Associations between air pollution, climate factors and
outpatient visits for eczema in West China Hospital,
Chengdu, south-western China: a time series analysis
Department of Dermatology, West China School of Medicine, Sichuan University, Chengdu, Sichuan, China
Department of Medical Statistics, West China School of Public Health, Sichuan University, Chengdu, Sichuan, China
Department of Dermatology, West China Hospital, Sichuan University, Chengdu, Sichuan, China
*Correspondence: L. Li. E-mail: firstname.lastname@example.org
Background Eczema is one of the most common inﬂammatory dermatoses that can be provoked as a result of exter-
nal and internal factors. With dense population and rapid economic development of China, air pollution is still a serious
problem and the prevalence of eczema has been elevating.
Objective To determine the association and lagged effects between environmental factors and the outpatient visits for

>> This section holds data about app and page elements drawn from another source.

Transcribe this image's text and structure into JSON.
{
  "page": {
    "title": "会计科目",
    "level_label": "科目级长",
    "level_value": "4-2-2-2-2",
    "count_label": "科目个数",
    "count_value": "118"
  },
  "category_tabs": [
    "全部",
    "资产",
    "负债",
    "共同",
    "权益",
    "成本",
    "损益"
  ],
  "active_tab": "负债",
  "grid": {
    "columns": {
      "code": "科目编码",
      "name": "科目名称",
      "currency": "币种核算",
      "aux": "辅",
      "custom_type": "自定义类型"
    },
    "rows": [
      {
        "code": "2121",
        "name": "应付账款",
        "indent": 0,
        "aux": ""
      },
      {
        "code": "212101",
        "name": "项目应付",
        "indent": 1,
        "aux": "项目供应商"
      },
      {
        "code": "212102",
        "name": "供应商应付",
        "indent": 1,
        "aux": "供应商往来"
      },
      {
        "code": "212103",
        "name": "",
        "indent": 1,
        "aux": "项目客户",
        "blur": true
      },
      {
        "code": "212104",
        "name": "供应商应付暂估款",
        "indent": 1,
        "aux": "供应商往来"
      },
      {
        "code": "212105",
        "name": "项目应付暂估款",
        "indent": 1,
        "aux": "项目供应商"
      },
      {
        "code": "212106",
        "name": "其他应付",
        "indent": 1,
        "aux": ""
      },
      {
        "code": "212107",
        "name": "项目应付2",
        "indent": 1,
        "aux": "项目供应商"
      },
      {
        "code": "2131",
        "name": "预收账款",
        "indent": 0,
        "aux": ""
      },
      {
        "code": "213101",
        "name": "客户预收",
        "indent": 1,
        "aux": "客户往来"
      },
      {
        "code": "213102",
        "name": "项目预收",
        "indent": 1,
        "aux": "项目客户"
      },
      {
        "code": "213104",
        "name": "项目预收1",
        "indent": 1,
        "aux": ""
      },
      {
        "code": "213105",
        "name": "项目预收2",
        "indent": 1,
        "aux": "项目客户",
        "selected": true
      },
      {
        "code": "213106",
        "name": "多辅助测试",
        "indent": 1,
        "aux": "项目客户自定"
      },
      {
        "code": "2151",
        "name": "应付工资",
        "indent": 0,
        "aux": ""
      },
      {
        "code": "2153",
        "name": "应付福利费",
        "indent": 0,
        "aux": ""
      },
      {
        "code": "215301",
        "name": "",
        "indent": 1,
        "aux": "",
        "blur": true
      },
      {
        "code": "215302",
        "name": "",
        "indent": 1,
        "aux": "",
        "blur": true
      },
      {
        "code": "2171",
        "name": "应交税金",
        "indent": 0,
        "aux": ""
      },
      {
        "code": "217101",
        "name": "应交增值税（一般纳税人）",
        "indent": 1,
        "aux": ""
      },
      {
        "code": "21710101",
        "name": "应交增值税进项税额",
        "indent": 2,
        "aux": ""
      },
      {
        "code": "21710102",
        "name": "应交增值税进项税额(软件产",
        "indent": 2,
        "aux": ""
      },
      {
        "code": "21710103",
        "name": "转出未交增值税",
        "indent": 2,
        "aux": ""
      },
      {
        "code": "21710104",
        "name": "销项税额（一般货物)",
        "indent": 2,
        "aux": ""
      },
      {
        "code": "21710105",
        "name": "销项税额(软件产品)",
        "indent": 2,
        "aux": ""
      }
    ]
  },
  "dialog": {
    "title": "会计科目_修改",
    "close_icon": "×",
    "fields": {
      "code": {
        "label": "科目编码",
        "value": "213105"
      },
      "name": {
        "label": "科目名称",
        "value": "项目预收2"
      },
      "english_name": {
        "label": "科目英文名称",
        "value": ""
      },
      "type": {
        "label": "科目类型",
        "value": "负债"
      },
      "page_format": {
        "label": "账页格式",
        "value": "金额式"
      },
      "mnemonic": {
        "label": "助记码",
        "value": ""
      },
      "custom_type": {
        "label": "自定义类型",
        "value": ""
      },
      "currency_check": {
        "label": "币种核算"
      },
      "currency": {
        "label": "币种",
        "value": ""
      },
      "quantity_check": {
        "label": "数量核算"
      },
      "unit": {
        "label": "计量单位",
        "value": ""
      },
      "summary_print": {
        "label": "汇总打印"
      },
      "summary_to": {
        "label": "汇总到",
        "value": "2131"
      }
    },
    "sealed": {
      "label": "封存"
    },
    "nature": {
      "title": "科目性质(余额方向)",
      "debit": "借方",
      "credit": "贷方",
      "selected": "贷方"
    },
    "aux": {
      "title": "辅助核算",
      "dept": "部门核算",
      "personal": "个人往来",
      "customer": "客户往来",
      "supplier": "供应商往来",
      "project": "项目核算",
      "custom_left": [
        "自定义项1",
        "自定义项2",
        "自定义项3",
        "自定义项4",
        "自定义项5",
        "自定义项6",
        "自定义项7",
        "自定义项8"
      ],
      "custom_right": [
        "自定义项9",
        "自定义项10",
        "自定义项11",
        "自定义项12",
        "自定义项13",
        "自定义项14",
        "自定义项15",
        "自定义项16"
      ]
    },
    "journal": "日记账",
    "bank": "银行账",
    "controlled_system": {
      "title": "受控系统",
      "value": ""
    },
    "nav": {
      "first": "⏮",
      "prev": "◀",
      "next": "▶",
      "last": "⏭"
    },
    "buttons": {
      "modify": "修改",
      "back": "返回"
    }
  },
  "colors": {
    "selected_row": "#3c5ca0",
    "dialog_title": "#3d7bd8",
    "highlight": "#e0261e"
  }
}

Methods Data of daily outpatient visits for eczema at the clinics of dermatology in West China Hospital within the last
5 years were collected. Data of environmental factors of Chengdu during the same period, including temperature, rela-
tive humidity, barometric pressure, wind speed and air pollutants concentrations like sulphur dioxide (SO
) and particular matter (PM
), were gathered. The distributed lag nonlinear model was used to statistically
examine the relationship between eczema and environmental factors and their lagged effects.
Results Correlation analysis showed that eczema outpatient visits were positively correlated with the air pollutants and
were negatively correlated with relative humidity. The barometric pressure and wind speed inﬂuenced the outpatient vis-
its in association with air pollutants.
Conclusion This study provides evidence that environmental factors like relative humidity and multiple air pollutants
inﬂuence the incidence and prevalence of eczema and have lagged effects.
Received: 18 June 2017; Accepted: 15 November 2017
Conﬂicts of interest
The authors declare no conﬂict of interests pertinent to this study. There are no conﬂict of interests to be
Eczema is one of the most common inﬂammatory dermatoses
characterized by erythema, scales, vesicles, crusts, pruritus and a
chronic course of exacerbations and remissions. Its high preva-
lence puts a considerable burden on both eczema sufferers and
society and negatively impacts the quality of life for a large num-
ber of individuals.
Several studies documented that the preva-
lence of eczema has increased rapidly worldwide in the past
20 years, and a signiﬁcant growing number of eczema patients
imply eczema is becoming a major public health problem given
the huge population of China.
Eczema is usually caused by allergic contact dermatitis, atopic
dermatitis and irritant contact dermatitis. Some studies have
shown that lots of internal and external factors provoked
eczematous lesions, including genetic predisposition, stress,
infections, food intake, inhalant allergens and other daily
A growing body of literature supported that the envi-
ronmental factors such as temperature, relative humidity, wind
speed and air pollutants may play important roles in the exacer-
bation of eczematous rashes.
Several studies suggested that sea-
sonal climate changes might lead to the seasonal variation of
prevalence and clinical features in eczema.
A study in Shang-
hai provided evidence that high temperature and low relative
humidity could increase the incidence of eczema.
However, recent studies have not adequate evidence for the
association between eczema and environmental factors while our
© 2017 European Academy of Dermatology and Venereology
2018, 32, 486–494